● AVAILABLE DATA:
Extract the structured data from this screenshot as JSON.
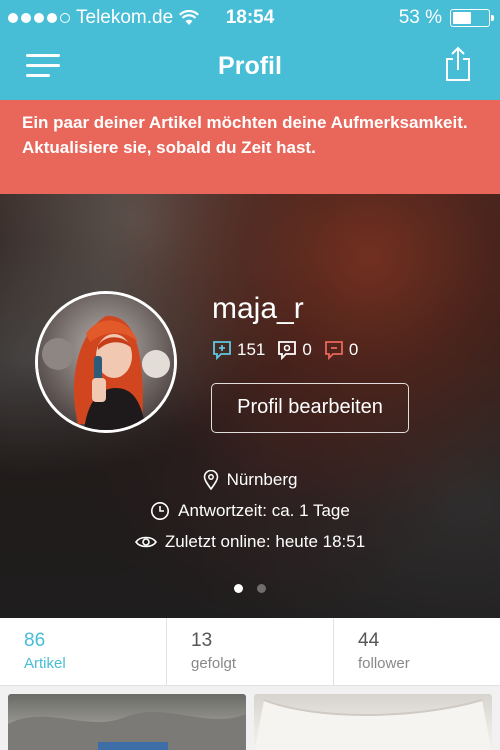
{
  "status_bar": {
    "carrier": "Telekom.de",
    "time": "18:54",
    "battery_percent": "53 %",
    "battery_level": 0.53,
    "signal_bars_filled": 4
  },
  "nav": {
    "title": "Profil",
    "menu_icon": "hamburger-menu-icon",
    "share_icon": "share-icon"
  },
  "alert": {
    "text": "Ein paar deiner Artikel möchten deine Aufmerksamkeit. Aktualisiere sie, sobald du Zeit hast."
  },
  "profile": {
    "username": "maja_r",
    "ratings": {
      "positive": "151",
      "neutral": "0",
      "negative": "0"
    },
    "edit_button": "Profil bearbeiten",
    "location": "Nürnberg",
    "response_time": "Antwortzeit: ca. 1 Tage",
    "last_online": "Zuletzt online: heute 18:51",
    "pager": {
      "pages": 2,
      "active": 1
    }
  },
  "counters": [
    {
      "value": "86",
      "label": "Artikel",
      "active": true
    },
    {
      "value": "13",
      "label": "gefolgt",
      "active": false
    },
    {
      "value": "44",
      "label": "follower",
      "active": false
    }
  ],
  "colors": {
    "brand": "#47bdd6",
    "alert": "#e8665a",
    "rating_positive": "#5fc8e0",
    "rating_negative": "#e8665a"
  }
}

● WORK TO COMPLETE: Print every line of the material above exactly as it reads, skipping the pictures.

● ANSWER SECTION:
Extract the structured data from this screenshot as JSON.
{
  "status_bar": {
    "carrier": "Telekom.de",
    "time": "18:54",
    "battery_percent": "53 %",
    "battery_level": 0.53,
    "signal_bars_filled": 4
  },
  "nav": {
    "title": "Profil",
    "menu_icon": "hamburger-menu-icon",
    "share_icon": "share-icon"
  },
  "alert": {
    "text": "Ein paar deiner Artikel möchten deine Aufmerksamkeit. Aktualisiere sie, sobald du Zeit hast."
  },
  "profile": {
    "username": "maja_r",
    "ratings": {
      "positive": "151",
      "neutral": "0",
      "negative": "0"
    },
    "edit_button": "Profil bearbeiten",
    "location": "Nürnberg",
    "response_time": "Antwortzeit: ca. 1 Tage",
    "last_online": "Zuletzt online: heute 18:51",
    "pager": {
      "pages": 2,
      "active": 1
    }
  },
  "counters": [
    {
      "value": "86",
      "label": "Artikel",
      "active": true
    },
    {
      "value": "13",
      "label": "gefolgt",
      "active": false
    },
    {
      "value": "44",
      "label": "follower",
      "active": false
    }
  ],
  "colors": {
    "brand": "#47bdd6",
    "alert": "#e8665a",
    "rating_positive": "#5fc8e0",
    "rating_negative": "#e8665a"
  }
}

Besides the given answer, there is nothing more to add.